‘Go on boy, take a few shots. It’ll wipe that frown right off yer face …’
The boy aimed the revolver and shot a can off the fence. The gun almost popped his shoulder out it kicked so hard. His father clapped his hands and hit him hard on his back.
‘Well now … you ain’t so useless after all … see? It’s fun ain’t it?’
The boy took another shot, and his father spoke again. ‘Ya not still sore about that girl not comin’ around anymore ain’t ya?’ The boy said nothing and took another shot, taking down another one of the cans.
Later that night, after a large sheep stew, the boy went to bed. His father, for some reason, gave the revolver to him. Perhaps he was sentimental in his drunken haze, because usually he wouldn’t let the boy touch it. He secretly liked having it under his pillow, but he often checked to see if he hadn’t accidentally cocked it. He checked it three or four times, and ended up putting it on his bedside table before he went to sleep because he was so anxious about it. In the middle of the night there was the howling of wolves again. There were a few howls, but then the boy perked up. It sounded like a different howl, and after what felt like a long time with the ebb and flow of doubt and certainty, he knew it was her.

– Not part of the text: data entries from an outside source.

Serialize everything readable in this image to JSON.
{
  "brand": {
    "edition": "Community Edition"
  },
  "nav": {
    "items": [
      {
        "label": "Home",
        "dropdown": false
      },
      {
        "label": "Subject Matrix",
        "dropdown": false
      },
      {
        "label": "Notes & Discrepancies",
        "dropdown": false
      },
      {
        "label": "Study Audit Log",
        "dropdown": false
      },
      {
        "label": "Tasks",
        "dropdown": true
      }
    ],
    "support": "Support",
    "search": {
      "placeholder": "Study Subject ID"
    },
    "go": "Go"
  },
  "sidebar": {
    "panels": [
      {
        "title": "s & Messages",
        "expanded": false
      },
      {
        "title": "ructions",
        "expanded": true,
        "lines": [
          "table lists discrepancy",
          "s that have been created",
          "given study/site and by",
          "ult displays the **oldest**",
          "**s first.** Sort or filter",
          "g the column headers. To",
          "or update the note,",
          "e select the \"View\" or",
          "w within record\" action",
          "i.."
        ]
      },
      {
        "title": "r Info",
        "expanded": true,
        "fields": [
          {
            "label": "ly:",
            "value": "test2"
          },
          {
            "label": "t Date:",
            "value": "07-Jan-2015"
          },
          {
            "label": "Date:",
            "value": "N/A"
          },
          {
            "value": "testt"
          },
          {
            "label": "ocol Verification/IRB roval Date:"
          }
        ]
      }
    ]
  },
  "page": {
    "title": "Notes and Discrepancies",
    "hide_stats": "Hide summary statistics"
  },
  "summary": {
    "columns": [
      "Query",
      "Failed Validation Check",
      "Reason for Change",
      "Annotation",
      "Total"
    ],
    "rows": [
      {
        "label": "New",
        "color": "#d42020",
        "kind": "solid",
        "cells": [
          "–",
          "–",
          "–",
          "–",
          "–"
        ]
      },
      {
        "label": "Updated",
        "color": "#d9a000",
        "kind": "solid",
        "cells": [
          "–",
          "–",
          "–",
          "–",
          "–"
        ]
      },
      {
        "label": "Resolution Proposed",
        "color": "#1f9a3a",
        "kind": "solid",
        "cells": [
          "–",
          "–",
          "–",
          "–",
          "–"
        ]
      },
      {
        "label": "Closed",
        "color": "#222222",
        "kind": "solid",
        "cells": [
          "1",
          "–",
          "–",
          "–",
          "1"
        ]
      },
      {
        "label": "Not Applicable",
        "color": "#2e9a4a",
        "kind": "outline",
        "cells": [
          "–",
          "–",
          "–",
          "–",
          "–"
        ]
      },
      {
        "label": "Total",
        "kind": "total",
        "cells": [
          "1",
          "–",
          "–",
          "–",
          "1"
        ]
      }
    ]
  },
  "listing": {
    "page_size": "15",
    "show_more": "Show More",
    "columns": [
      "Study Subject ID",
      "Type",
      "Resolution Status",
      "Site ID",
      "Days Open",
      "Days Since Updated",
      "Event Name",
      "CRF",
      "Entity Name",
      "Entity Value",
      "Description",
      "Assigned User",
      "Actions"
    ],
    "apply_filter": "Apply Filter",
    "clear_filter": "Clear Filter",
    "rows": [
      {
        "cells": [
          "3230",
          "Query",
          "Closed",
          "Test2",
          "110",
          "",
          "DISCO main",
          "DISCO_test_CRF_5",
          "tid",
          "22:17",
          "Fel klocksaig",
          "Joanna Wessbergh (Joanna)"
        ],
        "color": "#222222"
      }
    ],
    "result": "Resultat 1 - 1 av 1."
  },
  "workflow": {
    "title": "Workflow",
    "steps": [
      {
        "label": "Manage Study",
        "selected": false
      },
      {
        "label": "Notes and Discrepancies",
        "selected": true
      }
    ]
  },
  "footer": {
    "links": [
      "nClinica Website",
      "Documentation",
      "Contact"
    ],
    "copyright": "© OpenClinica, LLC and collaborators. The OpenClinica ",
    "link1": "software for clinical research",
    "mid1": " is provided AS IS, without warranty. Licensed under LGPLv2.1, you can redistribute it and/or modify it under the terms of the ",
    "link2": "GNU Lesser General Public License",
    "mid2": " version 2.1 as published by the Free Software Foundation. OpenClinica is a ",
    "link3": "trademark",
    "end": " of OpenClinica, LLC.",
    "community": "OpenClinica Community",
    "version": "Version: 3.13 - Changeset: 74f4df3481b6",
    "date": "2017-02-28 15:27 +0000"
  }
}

His father didn’t wake up, perhaps because he was as drunk as humanly possible before he collapsed into bed, or perhaps her howl was just quiet enough for him not to hear it but either way, the boy got out of bed and lit a lamp to go and see her, leaving the revolver sitting delicately on his bedside table.
He walked slowly through the dead of darkness, his dim lamp only illuminating perhaps ten feet or so of the paddock. He called her name softly in the dark.
‘Florence? Are you there, Florence?’
He saw a shadow approach, but as it emerged into the light, it wasn’t his lover, but a wolf, smaller than the others, with a quieter howl. The boy reached for the revolver, but it wasn’t on him. He had left it behind. He heard the patter of movement, and three more wolves appeared out of the darkness, in front and behind him and in a sudden, dreadful moment, they were upon the boy and he died alone and in darkness as the lamp smashed upon the green hillside. The revolver still sat delicately on his bedside table and his father didn’t even stir in his sleep.
Bio: Adrian tells us that he wrote this story quickly to submit it in time for the competition, and says it gave him a great opportunity to play around with some words at the same time. It is a tragic story, but Adrian hopes you all enjoy this piece.